Problem »
Records follow. Copy every line with "Sistema".
START Recorded information
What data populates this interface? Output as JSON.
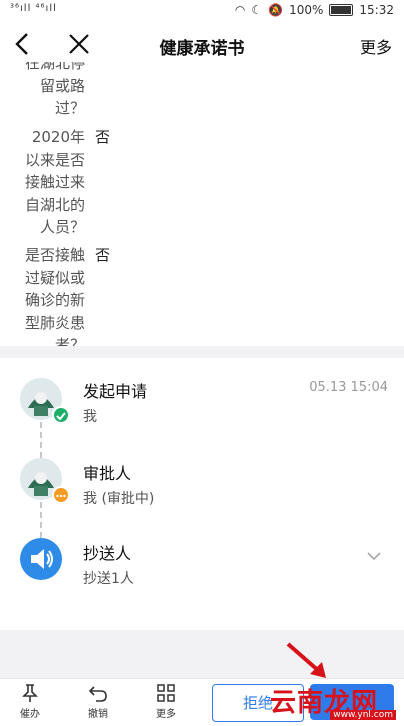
{
  "status_bar": {
    "signal_text": "³⁶ıll ⁴⁶ıll",
    "battery": "100%",
    "time": "15:32"
  },
  "nav": {
    "title": "健康承诺书",
    "more_label": "更多"
  },
  "form": {
    "rows": [
      {
        "label_lines": [
          "在湖北停",
          "留或路",
          "过？"
        ],
        "value": ""
      },
      {
        "label_lines": [
          "2020年",
          "以来是否",
          "接触过来",
          "自湖北的",
          "人员？"
        ],
        "value": "否"
      },
      {
        "label_lines": [
          "是否接触",
          "过疑似或",
          "确诊的新",
          "型肺炎患",
          "者？"
        ],
        "value": "否"
      }
    ]
  },
  "flow": {
    "steps": [
      {
        "title": "发起申请",
        "subtitle": "我",
        "time": "05.13 15:04",
        "status": "done"
      },
      {
        "title": "审批人",
        "subtitle": "我 (审批中)",
        "time": "",
        "status": "pending"
      },
      {
        "title": "抄送人",
        "subtitle": "抄送1人",
        "time": "",
        "status": "cc"
      }
    ]
  },
  "toolbar": {
    "items": [
      {
        "icon": "pin-icon",
        "label": "催办"
      },
      {
        "icon": "undo-icon",
        "label": "撤销"
      },
      {
        "icon": "grid-icon",
        "label": "更多"
      }
    ],
    "reject_label": "拒绝"
  },
  "watermark": {
    "logo_text": "云南龙网",
    "url_text": "www.ynl.com"
  },
  "colors": {
    "primary": "#2f7bea",
    "done_badge": "#1fae6a",
    "pending_badge": "#f59a23",
    "watermark_red": "#d8121b"
  }
}
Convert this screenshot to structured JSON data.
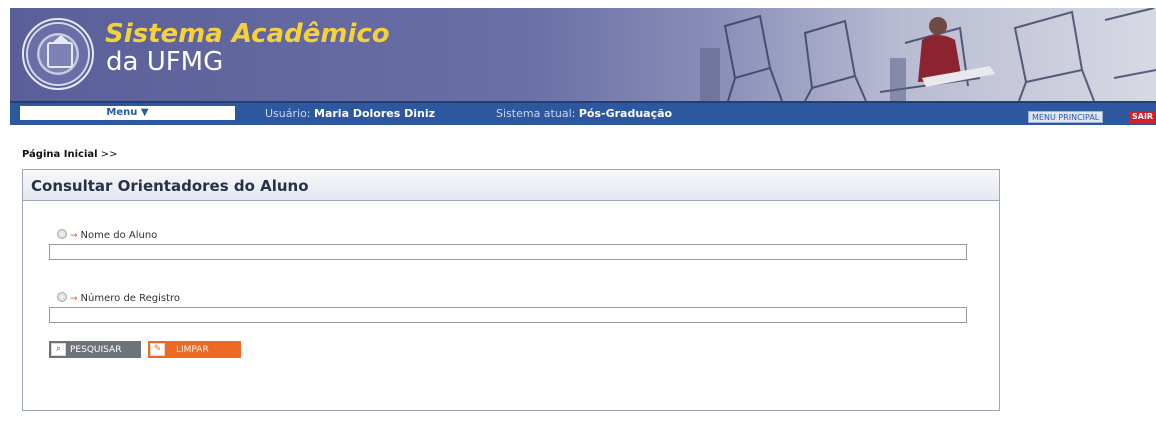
{
  "header": {
    "title": "Sistema Acadêmico",
    "subtitle": "da UFMG"
  },
  "navbar": {
    "menu_label": "Menu ▼",
    "user_label": "Usuário:",
    "user_name": "Maria Dolores Diniz",
    "system_label": "Sistema atual:",
    "system_name": "Pós-Graduação",
    "main_menu_label": "MENU PRINCIPAL",
    "exit_label": "SAIR"
  },
  "breadcrumb": {
    "home_label": "Página Inicial",
    "separator": ">>"
  },
  "panel": {
    "title": "Consultar Orientadores do Aluno",
    "fields": [
      {
        "label": "Nome do Aluno",
        "value": "",
        "placeholder": ""
      },
      {
        "label": "Número de Registro",
        "value": "",
        "placeholder": ""
      }
    ],
    "buttons": {
      "search_label": "PESQUISAR",
      "clear_label": "LIMPAR"
    }
  },
  "colors": {
    "banner": "#6a6fa6",
    "title_yellow": "#f6d23a",
    "navbar_blue": "#2d58a0",
    "clear_orange": "#ec6a24",
    "exit_red": "#d41f2a"
  }
}
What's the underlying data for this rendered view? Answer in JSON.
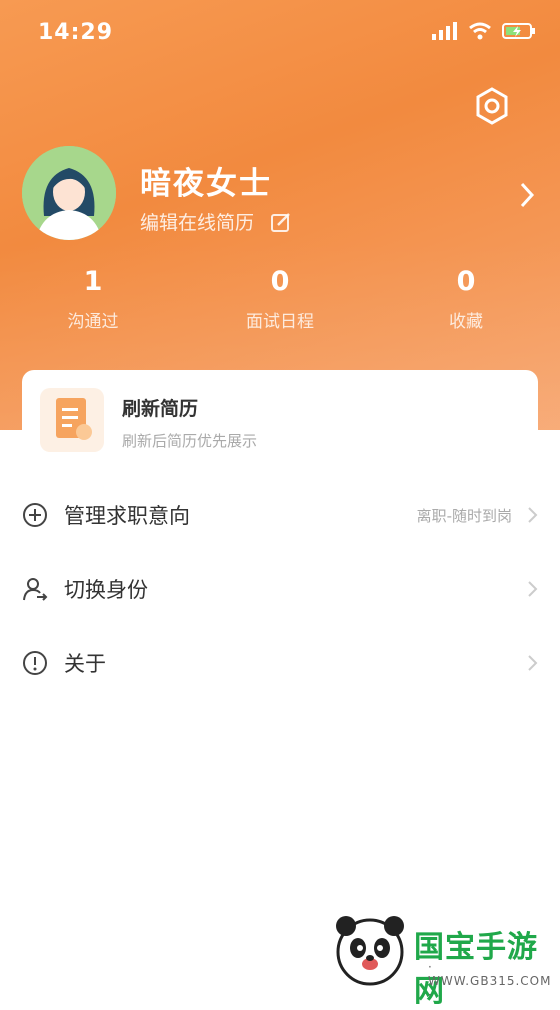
{
  "status_bar": {
    "time": "14:29"
  },
  "profile": {
    "name": "暗夜女士",
    "edit_label": "编辑在线简历"
  },
  "stats": [
    {
      "value": "1",
      "label": "沟通过"
    },
    {
      "value": "0",
      "label": "面试日程"
    },
    {
      "value": "0",
      "label": "收藏"
    }
  ],
  "refresh_card": {
    "title": "刷新简历",
    "subtitle": "刷新后简历优先展示"
  },
  "menu": [
    {
      "label": "管理求职意向",
      "value": "离职-随时到岗",
      "icon": "plus-circle-icon"
    },
    {
      "label": "切换身份",
      "value": "",
      "icon": "person-switch-icon"
    },
    {
      "label": "关于",
      "value": "",
      "icon": "info-circle-icon"
    }
  ],
  "watermark": {
    "brand": "国宝手游网",
    "url": "· WWW.GB315.COM ·"
  },
  "colors": {
    "header": "#f28a3f",
    "brand_green": "#20a84a"
  }
}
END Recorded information
Result below »
    "title": "Sistema Acadêmico",
    "system_label": "Sistema atual:",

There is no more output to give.